Primarily, taking great photos while paragliding should be about practical handling. How do you take off with a selfie stick or a followcam without affecting safety? What is suitable for everyday use? How can you still enjoy the flight without being constantly busy with the cameras? And how the hell does the selfie stick disappear from the photo? Reto Reiser explains how to get those killer shots.
What camera to use?
My recordings are made with various cameras from GoPro. The GoPro MAX for 360 degrees, the Hero 8 and Session. The cameras are set to record a video in the best quality by pressing only one button. I cut the photos out of these videos.
It’s worth mentioning that this technique works great for digital and screens, but if you want to print the images, then the standard still-photo mode offers the best quality; but you will never catch the perfect moment with it.
So that you don’t end up with a tonne of video at the end of the day, I prefer perspectives where I can switch the camera on and off directly and thus only record short sequences. There is a new Bluetooth remote control for GoPro, but this makes it all a bit more complicated again. All my pictures and videos are edited directly with my mobile phone in the GoPro Quik App, also available for Android.
From the back
If you put the selfie stick between the harness and your back, in the video it looks like you are flying by yourself. This perspective is often used in speed flying. It is very easy to set up in the air, but after a while the stick in the back becomes a bit uncomfortable. Ordinary flight manoeuvres such as wingovers and spirals can be flown without any problems, and the camera does not interfere when landing. Alternatively, you can attach the selfie stick to the backpack of the harness. This offers an even more natural angle, but you can no longer mount/dismount it in the air and take-off is error prone.
In the karabiner
You can push the selfie stick through the karabiner from the outside. The end of the stick can either be pushed through the karabiner on the other side or it can be clamped or fixed with Velcro to the waist strap. Like this, almost all manoeuvres can be flown, even a ground spiral during landing. It should never be done on the side of the rescue handle.
With harnesses without a pod, the stick can be easily tucked under the femur. Like this you see the pilot from the front. All manoeuvres can be flown, even acro flying with infinity tumbling is possible. Landing like this is not recommended, so give yourself height and time to stow the stick before you land.
In the pod
With a pod, you can put the stick through the leg bag next to the karabiner and tuck it beside your butt, so it looks back at you.
Followcams are increasingly popular. They offer a natural perspective with the greater distance to the pilot.

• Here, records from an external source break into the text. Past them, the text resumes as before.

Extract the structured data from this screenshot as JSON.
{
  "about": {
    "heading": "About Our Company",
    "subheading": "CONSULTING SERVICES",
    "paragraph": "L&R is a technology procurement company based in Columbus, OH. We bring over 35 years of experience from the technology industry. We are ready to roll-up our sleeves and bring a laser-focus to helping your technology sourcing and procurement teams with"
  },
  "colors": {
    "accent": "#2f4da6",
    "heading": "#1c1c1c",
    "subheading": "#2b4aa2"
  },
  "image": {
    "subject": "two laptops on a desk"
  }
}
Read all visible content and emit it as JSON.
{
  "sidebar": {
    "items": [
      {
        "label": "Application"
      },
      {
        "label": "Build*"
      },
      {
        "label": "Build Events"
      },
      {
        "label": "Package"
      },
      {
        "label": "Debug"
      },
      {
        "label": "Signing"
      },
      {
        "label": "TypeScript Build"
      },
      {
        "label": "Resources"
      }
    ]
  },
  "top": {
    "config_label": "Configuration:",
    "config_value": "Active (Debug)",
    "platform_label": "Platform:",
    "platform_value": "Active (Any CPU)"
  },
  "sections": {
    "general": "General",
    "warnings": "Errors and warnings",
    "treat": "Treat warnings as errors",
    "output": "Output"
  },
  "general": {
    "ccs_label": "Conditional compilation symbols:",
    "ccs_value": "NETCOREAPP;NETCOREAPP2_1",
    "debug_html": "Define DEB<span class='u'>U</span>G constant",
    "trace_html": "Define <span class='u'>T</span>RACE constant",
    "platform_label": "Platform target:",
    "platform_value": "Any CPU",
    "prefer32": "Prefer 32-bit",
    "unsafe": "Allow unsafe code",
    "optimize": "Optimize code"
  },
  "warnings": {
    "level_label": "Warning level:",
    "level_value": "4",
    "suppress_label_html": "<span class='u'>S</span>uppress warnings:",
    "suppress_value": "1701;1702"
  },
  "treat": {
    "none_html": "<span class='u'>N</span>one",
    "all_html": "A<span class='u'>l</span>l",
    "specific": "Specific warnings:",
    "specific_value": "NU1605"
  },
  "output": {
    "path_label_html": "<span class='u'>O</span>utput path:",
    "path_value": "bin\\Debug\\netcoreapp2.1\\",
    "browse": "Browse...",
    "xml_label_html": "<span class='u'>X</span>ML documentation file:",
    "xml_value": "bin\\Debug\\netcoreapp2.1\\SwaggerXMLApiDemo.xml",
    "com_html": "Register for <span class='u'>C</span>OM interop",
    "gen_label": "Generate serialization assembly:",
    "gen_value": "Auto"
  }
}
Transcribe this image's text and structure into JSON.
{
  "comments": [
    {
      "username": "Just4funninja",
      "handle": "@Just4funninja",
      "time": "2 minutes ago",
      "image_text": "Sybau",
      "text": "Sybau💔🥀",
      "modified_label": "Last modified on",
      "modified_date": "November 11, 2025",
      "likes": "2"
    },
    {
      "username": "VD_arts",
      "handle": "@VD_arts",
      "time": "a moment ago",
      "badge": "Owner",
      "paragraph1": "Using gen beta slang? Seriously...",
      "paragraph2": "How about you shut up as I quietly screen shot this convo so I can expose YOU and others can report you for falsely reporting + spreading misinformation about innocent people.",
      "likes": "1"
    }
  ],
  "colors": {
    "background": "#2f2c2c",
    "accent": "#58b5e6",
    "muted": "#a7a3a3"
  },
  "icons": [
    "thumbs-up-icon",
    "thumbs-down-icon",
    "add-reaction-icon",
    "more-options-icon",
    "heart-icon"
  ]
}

The classic followcams are paired with a normal action camera. I use a GoPro Hero 8 for this. The newer models from GoPro all have integrated image stabilisation, which makes much smoother videos.
360-degree cameras are more demanding to use because they are heavier, but they also offer many possibilities. I use the foldable ChaseXC from Skybean. It folds very easily into the size and shape of a selfie stick, so you can easily stow it in your backpack.
Take-off is the most difficult part. I always attach the line to the rearmost line level (not brake lines!) at one of the upper divisions of the innermost line on the left side (opposite the emergency parachute).
For take-off I stow the camera in the harness like a selfie stick. This way I can fully focus on the glider during take-off, even a reverse take-off is possible as usual.
Non-foldable cameras can be attached to the outside of the harness with a small karabiner, but they can be disturbed during take-off. A launch with a fully mounted camera is very error-prone and often the camera collides with the lines. If you still want to take off like this, place the camera as close as possible behind the pilot on the ground.
In flight I set my foldable followcam up ready to fly in a few seconds. I adjust the length of the line so that the camera does not fly in my wake, but I can catch the camera again with a simple swing and pump in the air. This way I can take short videos on long flights and don’t have the memory card full at the end of the day.
Helicopters, full stalls, B-stalls or very high wingovers are not a good idea. Spirals and light wingovers work fine. Very skilled pilots can fly a barrel roll with a mini wing/speedflyer, and even infinity tumbling can be flown.
This is an edited version of an article first published in Cross Country 222 (August 2021). Reto Reiser is a medical doctor from Altdorf in central Switzerland. Flying since 2010 he loves to combine hike-and-fly and XC – and photography. “I always tell everyone how fantastic flying is, but I can’t put my enthusiasm into words. So I started to take pictures.” Find him on YouTube here